**EXERCISE DATA**

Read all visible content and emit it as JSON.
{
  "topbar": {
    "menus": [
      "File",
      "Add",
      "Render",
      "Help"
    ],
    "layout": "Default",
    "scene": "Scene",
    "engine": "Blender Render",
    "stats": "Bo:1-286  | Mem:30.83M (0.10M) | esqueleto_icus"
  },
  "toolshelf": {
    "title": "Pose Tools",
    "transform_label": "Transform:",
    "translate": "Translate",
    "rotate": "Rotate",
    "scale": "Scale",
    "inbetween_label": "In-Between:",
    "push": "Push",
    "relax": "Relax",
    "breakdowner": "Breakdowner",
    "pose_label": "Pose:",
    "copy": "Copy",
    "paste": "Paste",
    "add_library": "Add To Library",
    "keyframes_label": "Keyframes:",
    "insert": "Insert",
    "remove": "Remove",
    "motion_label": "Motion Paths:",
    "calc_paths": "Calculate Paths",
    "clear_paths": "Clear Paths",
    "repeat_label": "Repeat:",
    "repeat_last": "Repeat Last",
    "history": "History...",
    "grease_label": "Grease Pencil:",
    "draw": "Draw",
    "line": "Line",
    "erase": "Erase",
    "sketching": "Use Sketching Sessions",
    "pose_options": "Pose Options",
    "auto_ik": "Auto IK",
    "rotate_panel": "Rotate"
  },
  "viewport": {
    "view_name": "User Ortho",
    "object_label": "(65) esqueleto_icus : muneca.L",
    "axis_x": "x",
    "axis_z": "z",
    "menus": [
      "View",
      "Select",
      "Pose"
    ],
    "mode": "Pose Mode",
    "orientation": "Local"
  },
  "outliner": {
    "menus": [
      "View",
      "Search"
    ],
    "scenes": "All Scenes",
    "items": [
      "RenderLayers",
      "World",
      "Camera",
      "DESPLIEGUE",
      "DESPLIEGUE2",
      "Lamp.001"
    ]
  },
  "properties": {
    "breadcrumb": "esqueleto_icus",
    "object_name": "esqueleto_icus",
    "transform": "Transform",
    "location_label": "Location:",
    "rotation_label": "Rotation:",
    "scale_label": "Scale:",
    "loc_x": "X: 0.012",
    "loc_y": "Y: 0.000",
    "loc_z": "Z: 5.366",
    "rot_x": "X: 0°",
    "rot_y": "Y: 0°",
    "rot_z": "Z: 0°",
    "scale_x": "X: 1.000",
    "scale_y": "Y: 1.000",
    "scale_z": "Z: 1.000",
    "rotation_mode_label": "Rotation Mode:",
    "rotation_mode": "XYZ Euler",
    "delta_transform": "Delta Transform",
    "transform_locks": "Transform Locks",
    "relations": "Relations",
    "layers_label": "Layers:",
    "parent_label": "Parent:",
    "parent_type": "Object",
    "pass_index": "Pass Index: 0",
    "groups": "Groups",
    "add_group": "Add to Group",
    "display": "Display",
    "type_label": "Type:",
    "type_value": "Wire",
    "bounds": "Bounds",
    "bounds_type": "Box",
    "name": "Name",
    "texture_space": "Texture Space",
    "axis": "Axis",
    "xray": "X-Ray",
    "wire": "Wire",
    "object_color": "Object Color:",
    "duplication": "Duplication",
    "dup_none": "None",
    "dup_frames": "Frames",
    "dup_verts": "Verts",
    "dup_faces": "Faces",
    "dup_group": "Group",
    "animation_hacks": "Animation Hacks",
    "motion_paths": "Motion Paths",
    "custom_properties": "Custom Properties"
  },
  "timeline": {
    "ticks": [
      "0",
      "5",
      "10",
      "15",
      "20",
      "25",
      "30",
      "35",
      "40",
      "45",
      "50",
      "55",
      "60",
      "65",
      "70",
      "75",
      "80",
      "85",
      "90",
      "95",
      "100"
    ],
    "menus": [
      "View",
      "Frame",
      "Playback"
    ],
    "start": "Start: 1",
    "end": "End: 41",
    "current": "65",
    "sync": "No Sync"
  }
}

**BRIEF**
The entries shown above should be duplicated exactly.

**SOLUTION**
Read all visible content and emit it as JSON.
{
  "topbar": {
    "menus": [
      "File",
      "Add",
      "Render",
      "Help"
    ],
    "layout": "Default",
    "scene": "Scene",
    "engine": "Blender Render",
    "stats": "Bo:1-286  | Mem:30.83M (0.10M) | esqueleto_icus"
  },
  "toolshelf": {
    "title": "Pose Tools",
    "transform_label": "Transform:",
    "translate": "Translate",
    "rotate": "Rotate",
    "scale": "Scale",
    "inbetween_label": "In-Between:",
    "push": "Push",
    "relax": "Relax",
    "breakdowner": "Breakdowner",
    "pose_label": "Pose:",
    "copy": "Copy",
    "paste": "Paste",
    "add_library": "Add To Library",
    "keyframes_label": "Keyframes:",
    "insert": "Insert",
    "remove": "Remove",
    "motion_label": "Motion Paths:",
    "calc_paths": "Calculate Paths",
    "clear_paths": "Clear Paths",
    "repeat_label": "Repeat:",
    "repeat_last": "Repeat Last",
    "history": "History...",
    "grease_label": "Grease Pencil:",
    "draw": "Draw",
    "line": "Line",
    "erase": "Erase",
    "sketching": "Use Sketching Sessions",
    "pose_options": "Pose Options",
    "auto_ik": "Auto IK",
    "rotate_panel": "Rotate"
  },
  "viewport": {
    "view_name": "User Ortho",
    "object_label": "(65) esqueleto_icus : muneca.L",
    "axis_x": "x",
    "axis_z": "z",
    "menus": [
      "View",
      "Select",
      "Pose"
    ],
    "mode": "Pose Mode",
    "orientation": "Local"
  },
  "outliner": {
    "menus": [
      "View",
      "Search"
    ],
    "scenes": "All Scenes",
    "items": [
      "RenderLayers",
      "World",
      "Camera",
      "DESPLIEGUE",
      "DESPLIEGUE2",
      "Lamp.001"
    ]
  },
  "properties": {
    "breadcrumb": "esqueleto_icus",
    "object_name": "esqueleto_icus",
    "transform": "Transform",
    "location_label": "Location:",
    "rotation_label": "Rotation:",
    "scale_label": "Scale:",
    "loc_x": "X: 0.012",
    "loc_y": "Y: 0.000",
    "loc_z": "Z: 5.366",
    "rot_x": "X: 0°",
    "rot_y": "Y: 0°",
    "rot_z": "Z: 0°",
    "scale_x": "X: 1.000",
    "scale_y": "Y: 1.000",
    "scale_z": "Z: 1.000",
    "rotation_mode_label": "Rotation Mode:",
    "rotation_mode": "XYZ Euler",
    "delta_transform": "Delta Transform",
    "transform_locks": "Transform Locks",
    "relations": "Relations",
    "layers_label": "Layers:",
    "parent_label": "Parent:",
    "parent_type": "Object",
    "pass_index": "Pass Index: 0",
    "groups": "Groups",
    "add_group": "Add to Group",
    "display": "Display",
    "type_label": "Type:",
    "type_value": "Wire",
    "bounds": "Bounds",
    "bounds_type": "Box",
    "name": "Name",
    "texture_space": "Texture Space",
    "axis": "Axis",
    "xray": "X-Ray",
    "wire": "Wire",
    "object_color": "Object Color:",
    "duplication": "Duplication",
    "dup_none": "None",
    "dup_frames": "Frames",
    "dup_verts": "Verts",
    "dup_faces": "Faces",
    "dup_group": "Group",
    "animation_hacks": "Animation Hacks",
    "motion_paths": "Motion Paths",
    "custom_properties": "Custom Properties"
  },
  "timeline": {
    "ticks": [
      "0",
      "5",
      "10",
      "15",
      "20",
      "25",
      "30",
      "35",
      "40",
      "45",
      "50",
      "55",
      "60",
      "65",
      "70",
      "75",
      "80",
      "85",
      "90",
      "95",
      "100"
    ],
    "menus": [
      "View",
      "Frame",
      "Playback"
    ],
    "start": "Start: 1",
    "end": "End: 41",
    "current": "65",
    "sync": "No Sync"
  }
}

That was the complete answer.